Task details ▸ Should an entry contain an image, omit it and repeat the rest exactly.

Record extracts ▸
#####
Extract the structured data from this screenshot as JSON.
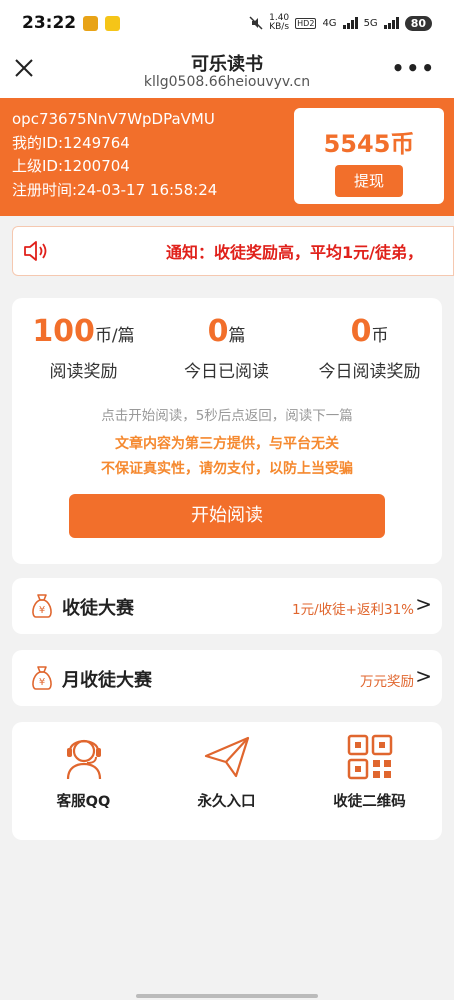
{
  "status_bar": {
    "time": "23:22",
    "net_speed_value": "1.40",
    "net_speed_unit": "KB/s",
    "hd_tag": "HD",
    "hd_sub": "2",
    "sim1": "4G",
    "sim2": "5G",
    "battery": "80"
  },
  "nav": {
    "title": "可乐读书",
    "url": "kllg0508.66heiouvyv.cn",
    "more": "•••"
  },
  "user": {
    "openid": "opc73675NnV7WpDPaVMU",
    "my_id": "我的ID:1249764",
    "parent_id": "上级ID:1200704",
    "register_time": "注册时间:24-03-17 16:58:24"
  },
  "wallet": {
    "coins": "5545币",
    "withdraw_label": "提现"
  },
  "notice": {
    "text": "通知：收徒奖励高，平均1元/徒弟，"
  },
  "stats": [
    {
      "value": "100",
      "unit": "币/篇",
      "label": "阅读奖励"
    },
    {
      "value": "0",
      "unit": "篇",
      "label": "今日已阅读"
    },
    {
      "value": "0",
      "unit": "币",
      "label": "今日阅读奖励"
    }
  ],
  "reading": {
    "hint": "点击开始阅读，5秒后点返回，阅读下一篇",
    "warning_1": "文章内容为第三方提供，与平台无关",
    "warning_2": "不保证真实性，请勿支付，以防上当受骗",
    "start_label": "开始阅读"
  },
  "contests": [
    {
      "name": "收徒大赛",
      "desc": "1元/收徒+返利31%",
      "arrow": ">"
    },
    {
      "name": "月收徒大赛",
      "desc": "万元奖励",
      "arrow": ">"
    }
  ],
  "tools": [
    {
      "label": "客服QQ",
      "icon": "customer-service-icon"
    },
    {
      "label": "永久入口",
      "icon": "paper-plane-icon"
    },
    {
      "label": "收徒二维码",
      "icon": "qr-code-icon"
    }
  ],
  "colors": {
    "accent": "#f26f2b",
    "notice_red": "#e0211b",
    "warning_orange": "#f5892f",
    "background": "#f2f2f2"
  }
}
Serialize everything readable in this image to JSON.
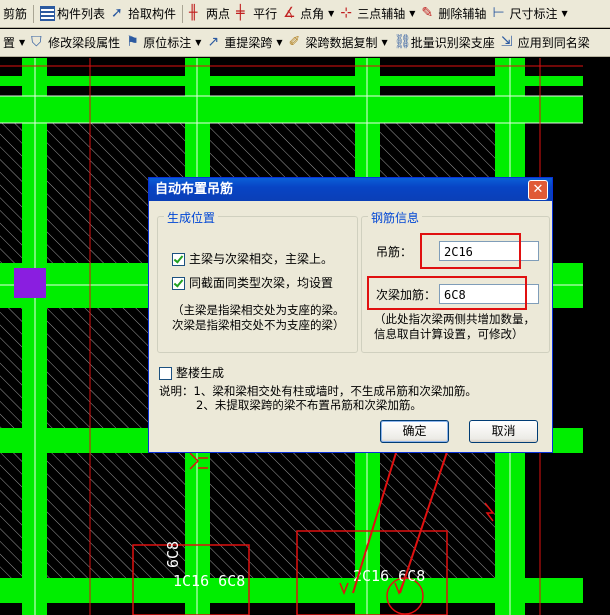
{
  "toolbar1": {
    "items": [
      "剪筋",
      "构件列表",
      "拾取构件",
      "两点",
      "平行",
      "点角",
      "三点辅轴",
      "删除辅轴",
      "尺寸标注"
    ]
  },
  "toolbar2": {
    "items": [
      "置",
      "修改梁段属性",
      "原位标注",
      "重提梁跨",
      "梁跨数据复制",
      "批量识别梁支座",
      "应用到同名梁"
    ]
  },
  "canvas": {
    "texts": [
      "1C16 6C8",
      "2C16 6C8",
      "6C8"
    ]
  },
  "dialog": {
    "title": "自动布置吊筋",
    "group_position": {
      "legend": "生成位置",
      "option1": "主梁与次梁相交，主梁上。",
      "option2": "同截面同类型次梁，均设置",
      "note_line1": "（主梁是指梁相交处为支座的梁。",
      "note_line2": "次梁是指梁相交处不为支座的梁）"
    },
    "group_rebar": {
      "legend": "钢筋信息",
      "hanger_label": "吊筋：",
      "hanger_value": "2C16",
      "secondary_label": "次梁加筋：",
      "secondary_value": "6C8",
      "note_line1": "（此处指次梁两侧共增加数量，",
      "note_line2": "信息取自计算设置，可修改）"
    },
    "whole_building": "整楼生成",
    "explain_line1": "说明：1、梁和梁相交处有柱或墙时，不生成吊筋和次梁加筋。",
    "explain_line2": "2、未提取梁跨的梁不布置吊筋和次梁加筋。",
    "ok": "确定",
    "cancel": "取消",
    "checked1": true,
    "checked2": true,
    "checked_whole": false
  },
  "colors": {
    "beam": "#00ee00",
    "highlight": "#e01010",
    "titlebar": "#0a4fc8"
  }
}
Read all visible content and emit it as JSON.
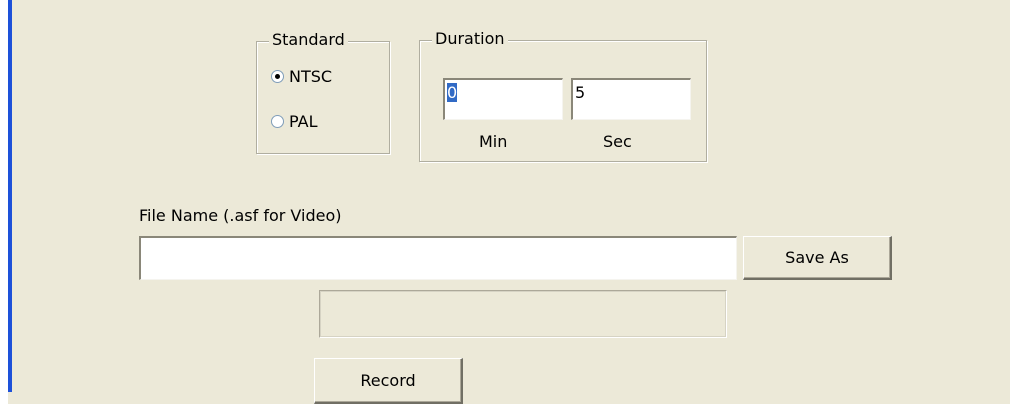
{
  "standard": {
    "legend": "Standard",
    "options": [
      {
        "label": "NTSC",
        "checked": true
      },
      {
        "label": "PAL",
        "checked": false
      }
    ]
  },
  "duration": {
    "legend": "Duration",
    "min_value": "0",
    "sec_value": "5",
    "min_label": "Min",
    "sec_label": "Sec"
  },
  "file": {
    "label": "File Name (.asf for Video)",
    "value": "",
    "save_as_label": "Save As"
  },
  "status": {
    "value": ""
  },
  "record_label": "Record",
  "colors": {
    "window_bg": "#ece9d8",
    "accent_bar": "#1d51d9",
    "selection": "#316ac5"
  }
}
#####
Solved exercise ▸
Extract the structured data from this screenshot as JSON.
{
  "status_bar": {
    "time": "23:22",
    "net_speed_value": "1.40",
    "net_speed_unit": "KB/s",
    "hd_tag": "HD",
    "hd_sub": "2",
    "sim1": "4G",
    "sim2": "5G",
    "battery": "80"
  },
  "nav": {
    "title": "可乐读书",
    "url": "kllg0508.66heiouvyv.cn",
    "more": "•••"
  },
  "user": {
    "openid": "opc73675NnV7WpDPaVMU",
    "my_id": "我的ID:1249764",
    "parent_id": "上级ID:1200704",
    "register_time": "注册时间:24-03-17 16:58:24"
  },
  "wallet": {
    "coins": "5545币",
    "withdraw_label": "提现"
  },
  "notice": {
    "text": "通知：收徒奖励高，平均1元/徒弟，"
  },
  "stats": [
    {
      "value": "100",
      "unit": "币/篇",
      "label": "阅读奖励"
    },
    {
      "value": "0",
      "unit": "篇",
      "label": "今日已阅读"
    },
    {
      "value": "0",
      "unit": "币",
      "label": "今日阅读奖励"
    }
  ],
  "reading": {
    "hint": "点击开始阅读，5秒后点返回，阅读下一篇",
    "warning_1": "文章内容为第三方提供，与平台无关",
    "warning_2": "不保证真实性，请勿支付，以防上当受骗",
    "start_label": "开始阅读"
  },
  "contests": [
    {
      "name": "收徒大赛",
      "desc": "1元/收徒+返利31%",
      "arrow": ">"
    },
    {
      "name": "月收徒大赛",
      "desc": "万元奖励",
      "arrow": ">"
    }
  ],
  "tools": [
    {
      "label": "客服QQ",
      "icon": "customer-service-icon"
    },
    {
      "label": "永久入口",
      "icon": "paper-plane-icon"
    },
    {
      "label": "收徒二维码",
      "icon": "qr-code-icon"
    }
  ],
  "colors": {
    "accent": "#f26f2b",
    "notice_red": "#e0211b",
    "warning_orange": "#f5892f",
    "background": "#f2f2f2"
  }
}
Serialize everything readable in this image to JSON.
{
  "toolbar1": {
    "items": [
      "剪筋",
      "构件列表",
      "拾取构件",
      "两点",
      "平行",
      "点角",
      "三点辅轴",
      "删除辅轴",
      "尺寸标注"
    ]
  },
  "toolbar2": {
    "items": [
      "置",
      "修改梁段属性",
      "原位标注",
      "重提梁跨",
      "梁跨数据复制",
      "批量识别梁支座",
      "应用到同名梁"
    ]
  },
  "canvas": {
    "texts": [
      "1C16 6C8",
      "2C16 6C8",
      "6C8"
    ]
  },
  "dialog": {
    "title": "自动布置吊筋",
    "group_position": {
      "legend": "生成位置",
      "option1": "主梁与次梁相交，主梁上。",
      "option2": "同截面同类型次梁，均设置",
      "note_line1": "（主梁是指梁相交处为支座的梁。",
      "note_line2": "次梁是指梁相交处不为支座的梁）"
    },
    "group_rebar": {
      "legend": "钢筋信息",
      "hanger_label": "吊筋：",
      "hanger_value": "2C16",
      "secondary_label": "次梁加筋：",
      "secondary_value": "6C8",
      "note_line1": "（此处指次梁两侧共增加数量，",
      "note_line2": "信息取自计算设置，可修改）"
    },
    "whole_building": "整楼生成",
    "explain_line1": "说明：1、梁和梁相交处有柱或墙时，不生成吊筋和次梁加筋。",
    "explain_line2": "2、未提取梁跨的梁不布置吊筋和次梁加筋。",
    "ok": "确定",
    "cancel": "取消",
    "checked1": true,
    "checked2": true,
    "checked_whole": false
  },
  "colors": {
    "beam": "#00ee00",
    "highlight": "#e01010",
    "titlebar": "#0a4fc8"
  }
}
Read all visible content and emit it as JSON.
{
  "standard": {
    "legend": "Standard",
    "options": [
      {
        "label": "NTSC",
        "checked": true
      },
      {
        "label": "PAL",
        "checked": false
      }
    ]
  },
  "duration": {
    "legend": "Duration",
    "min_value": "0",
    "sec_value": "5",
    "min_label": "Min",
    "sec_label": "Sec"
  },
  "file": {
    "label": "File Name (.asf for Video)",
    "value": "",
    "save_as_label": "Save As"
  },
  "status": {
    "value": ""
  },
  "record_label": "Record",
  "colors": {
    "window_bg": "#ece9d8",
    "accent_bar": "#1d51d9",
    "selection": "#316ac5"
  }
}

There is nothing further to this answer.